The program or project manager role has traditionally been more focused on control and compliance. In my case, I’ve adopted the ScrumMaster role in addition to my program manager role. (Yes, I have done this in spite of the mountain of articles written on why this is not a good idea!)
So, how do I manage both? Generally, it means I need to switch hats pretty frequently. When I have my program manager hat on, I’m thinking about what’s best for the project: Are we keeping to scope and budget? Are we on track to deliver as scheduled? How best do I communicate status to my sponsor? When I have my ScrumMaster hat on, I’m thinking about what’s best for the team: Am I removing obstacles for developers? Is everyone challenged and empowered? Are we consistently leveraging and improving the agile approach? By balancing both roles, I am more closely connected with my product owners, sponsors, and team members than I would be in a traditional project management role. I need to ensure that I continue to be flexible and adaptable to successfully manage the project’s progress as well as the agile process.

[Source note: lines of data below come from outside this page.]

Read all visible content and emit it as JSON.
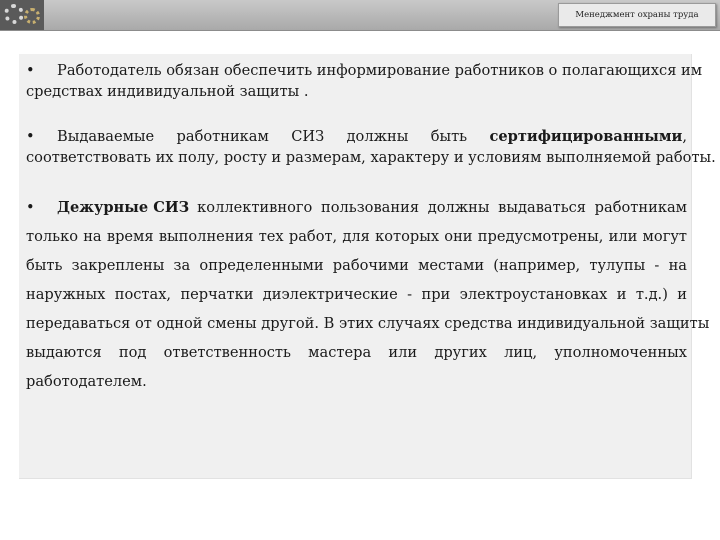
{
  "header": {
    "badge_text": "Менеджмент охраны труда",
    "logo_icon": "gear-logo-icon"
  },
  "content": {
    "p1": {
      "bullet": "•",
      "line1": "Работодатель обязан обеспечить информирование работников о полагающихся им",
      "line2": "средствах индивидуальной защиты ."
    },
    "p2": {
      "bullet": "•",
      "w1": "Выдаваемые",
      "w2": "работникам",
      "w3": "СИЗ",
      "w4": "должны",
      "w5": "быть",
      "w6_bold": "сертифицированными",
      "w7": ",",
      "line2": "соответствовать их полу, росту и размерам, характеру и условиям выполняемой работы."
    },
    "p3": {
      "bullet": "•",
      "lead_bold": "Дежурные СИЗ",
      "lines": [
        "коллективного пользования должны выдаваться работникам",
        "только на время выполнения тех работ, для которых они предусмотрены, или могут",
        "быть закреплены за определенными рабочими местами (например, тулупы - на",
        "наружных постах, перчатки диэлектрические - при электроустановках и т.д.) и",
        "передаваться от одной смены другой. В этих случаях средства индивидуальной защиты"
      ],
      "line7_words": [
        "выдаются",
        "под",
        "ответственность",
        "мастера",
        "или",
        "других",
        "лиц,",
        "уполномоченных"
      ],
      "last_line": "работодателем."
    }
  },
  "colors": {
    "header_gray": "#b5b5b5",
    "panel_bg": "#f0f0f0",
    "text": "#1a1a1a"
  }
}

The business analyst role is also changing in the agile environment. In waterfall, the business analyst is a middleman. Emphasis is on producing a requirements document or functional specification for the development team. Now, the business analyst’s focus is to build a strong relationship with business stakeholders and collaborate with them on building the stories that will produce a viable working solution quickly and efficiently. Business analysts need to adopt more project management activities, such as maintaining a broader perspective on the program and overall process cadence; understanding and communicating tradeoffs among time, scope, costs, and quality; and taking more ownership and accountability for the program’s success.
Finally, the customer’s role is changing as well. Agile requires more dedicated and frequent engagement from the customer in the product owner role. This continuous engagement ensures that the initiative is truly collaborative and continually meeting the customer’s need. No more is the customer on the outside, waiting for the black box of waterfall development to complete, only to find out the solution built to spec is no longer viable. The product owner is now a member of the team—fully engaged and equally responsible for the success of the final product.
Challenge 4: How to Know When to Be Agile
After a lot of reading and thinking about the different kinds of projects in PTC’s IT organization, we developed a questionnaire designed to help determine whether agile or waterfall is appropriate. The key here is to remember that it’s not necessarily cut and dry; you can adopt a hybrid approach to your project if that is the best fit.
Are customer requirements clear?
Is the business environment stable?
Is there a likelihood of turnover in the development team?
Is your development team large (>10 developers)?
Will your team be 100% dedicated to the project?
Is time to market the most critical metric?
Are business stakeholders fully engaged in the process?
Are requirements likely to change frequently or significantly?
Are you able to interact frequently with your stakeholders?
We didn’t have this template when we embarked on our agile mission. It evolved out of a realization that there are both benefits and drawbacks to any methodology.
In agile, the heart of success is in the end result—working code that can be evaluated by customers. However, a fully optimized process will include efficiencies that come with regular review, analysis, and improvements to the process itself.
The most important thing we’ve learned is that it was great to try “pure” agile, but we needed to tailor our process to ensure we could operate as effectively and efficiently as possible in our particular environment. My parting advice to you is that there is no need to adopt agile principles blindly. Take them and customize them to what makes sense for you. Don’t be afraid of waterfall or hybrid projects. Creativity in your approach—thinking outside the box for any process or principle—will improve the likelihood of success in your environment.